MELBOURNE (Reuters) - Shares in global miner and takeover target Rio Tinto Ltd (RIO.AX) jumped 5 percent in a weak market on Wednesday, swept up by rumours ranging from a sweetened cash bid by BHP Billiton (BHP.AX) to a Chinese counter-bid.
Fund managers were skeptical about all the rumours, including speculation that Rio Tinto was going to come to the bargaining table with BHP Billiton sooner rather than later to discuss its current all-share offer, worth about $70 billion.
BHP Billiton and Rio Tinto spokesmen and bid advisers to the two companies declined to comment on the rumours.
Fund managers played down the likelihood BHP Billiton would launch a cash bid or sweeten its offer with cash so soon.
“As far as putting any credence in it, I would think not. That would be a very bold move given it has yet to receive European Union approval for it,” said Tim Schroeders, a portfolio manager at Pengana Capital.

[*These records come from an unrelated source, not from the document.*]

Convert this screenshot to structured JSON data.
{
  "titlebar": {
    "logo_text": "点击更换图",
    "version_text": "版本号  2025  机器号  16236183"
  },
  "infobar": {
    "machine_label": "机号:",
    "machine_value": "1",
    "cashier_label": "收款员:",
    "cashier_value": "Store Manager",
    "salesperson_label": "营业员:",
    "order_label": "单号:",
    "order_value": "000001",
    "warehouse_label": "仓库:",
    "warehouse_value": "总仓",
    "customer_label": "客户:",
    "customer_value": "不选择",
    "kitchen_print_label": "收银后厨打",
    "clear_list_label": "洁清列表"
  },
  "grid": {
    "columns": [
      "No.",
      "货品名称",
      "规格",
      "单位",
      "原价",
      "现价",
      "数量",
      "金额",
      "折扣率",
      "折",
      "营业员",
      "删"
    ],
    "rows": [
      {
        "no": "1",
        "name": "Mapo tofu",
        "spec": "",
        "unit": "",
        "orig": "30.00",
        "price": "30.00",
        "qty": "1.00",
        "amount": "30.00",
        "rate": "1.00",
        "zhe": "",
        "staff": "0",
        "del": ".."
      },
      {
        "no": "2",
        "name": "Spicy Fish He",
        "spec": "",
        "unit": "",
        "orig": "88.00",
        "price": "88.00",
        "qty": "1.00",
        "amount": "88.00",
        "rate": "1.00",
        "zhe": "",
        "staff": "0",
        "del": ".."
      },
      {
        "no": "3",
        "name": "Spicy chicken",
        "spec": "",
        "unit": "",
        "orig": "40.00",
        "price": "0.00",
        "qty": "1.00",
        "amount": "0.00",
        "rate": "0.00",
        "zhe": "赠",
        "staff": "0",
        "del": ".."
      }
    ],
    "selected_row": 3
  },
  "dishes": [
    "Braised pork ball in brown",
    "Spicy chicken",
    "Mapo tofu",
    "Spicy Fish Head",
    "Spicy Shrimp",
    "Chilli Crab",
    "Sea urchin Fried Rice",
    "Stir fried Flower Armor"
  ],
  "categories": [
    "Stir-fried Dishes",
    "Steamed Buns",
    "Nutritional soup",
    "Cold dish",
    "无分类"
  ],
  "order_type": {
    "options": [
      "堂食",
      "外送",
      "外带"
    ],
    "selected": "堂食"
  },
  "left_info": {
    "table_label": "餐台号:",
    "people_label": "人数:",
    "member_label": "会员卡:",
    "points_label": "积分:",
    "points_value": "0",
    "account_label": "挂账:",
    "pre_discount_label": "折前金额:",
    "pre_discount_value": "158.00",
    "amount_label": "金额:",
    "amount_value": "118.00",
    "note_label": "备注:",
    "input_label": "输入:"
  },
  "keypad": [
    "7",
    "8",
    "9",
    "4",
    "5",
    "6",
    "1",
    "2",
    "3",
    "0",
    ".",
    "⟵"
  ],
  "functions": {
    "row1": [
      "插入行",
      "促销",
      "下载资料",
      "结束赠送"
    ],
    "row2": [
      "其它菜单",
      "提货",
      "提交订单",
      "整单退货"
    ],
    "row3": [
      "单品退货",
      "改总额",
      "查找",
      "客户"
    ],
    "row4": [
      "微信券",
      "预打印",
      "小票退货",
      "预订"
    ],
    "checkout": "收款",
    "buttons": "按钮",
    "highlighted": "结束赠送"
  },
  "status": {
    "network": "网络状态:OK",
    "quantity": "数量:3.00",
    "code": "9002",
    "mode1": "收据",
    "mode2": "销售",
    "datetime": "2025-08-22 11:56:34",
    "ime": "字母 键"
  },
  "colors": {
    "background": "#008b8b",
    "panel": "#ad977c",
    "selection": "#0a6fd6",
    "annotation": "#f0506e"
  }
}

The European Commission last month extended its review of the deal, setting a Jan. 15. deadline for its final ruling.
“It hardly seems likely now they’re going to say we didn’t need an extra three months,” said Schroeders.
Other fund managers who declined to be named said there was no reason for Rio Tinto to start negotiating with BHP when BHP had yet to secure EU clearance for the deal, still seen as a major hurdle due to vocal opposition from European steel makers.
Another rumour was that Chinalco would make a counter-bid, though Chinalco is state-owned with no listed shares of its own to offer. Its listed unit, Aluminium Corp of China (Chalco) (601600.SS)(2600.HK), is struggling with weak aluminium prices.
Those shares have been caught in the collapse of investment bank Lehman Brothers, which holds them in a custodial account. Alcoa and Chinese authorities say they should be able to get the shares back.
Dealers and fund managers said the most likely explanation for Rio Tinto’s share price jump was that a long-only investor had probably switched out of BHP shares into Rio, as Rio Tinto’s discount to the value of the bid had expanded too much.
The discount blew out last week to as much as 28 percent as doubts grew about the bid going ahead, but closed in to 15 percent by the end of trade on Wednesday.
“It looked unsustainable,” Ken West, a partner at Perennial Growth, said of the wide discount.
Rio Tinto shares ended in Australia at A$78.40, up 5.4 percent, while BHP Billiton tumbled 7 percent to A$27.25.
Additional reporting by James Regan, Editing by Mark Bendeich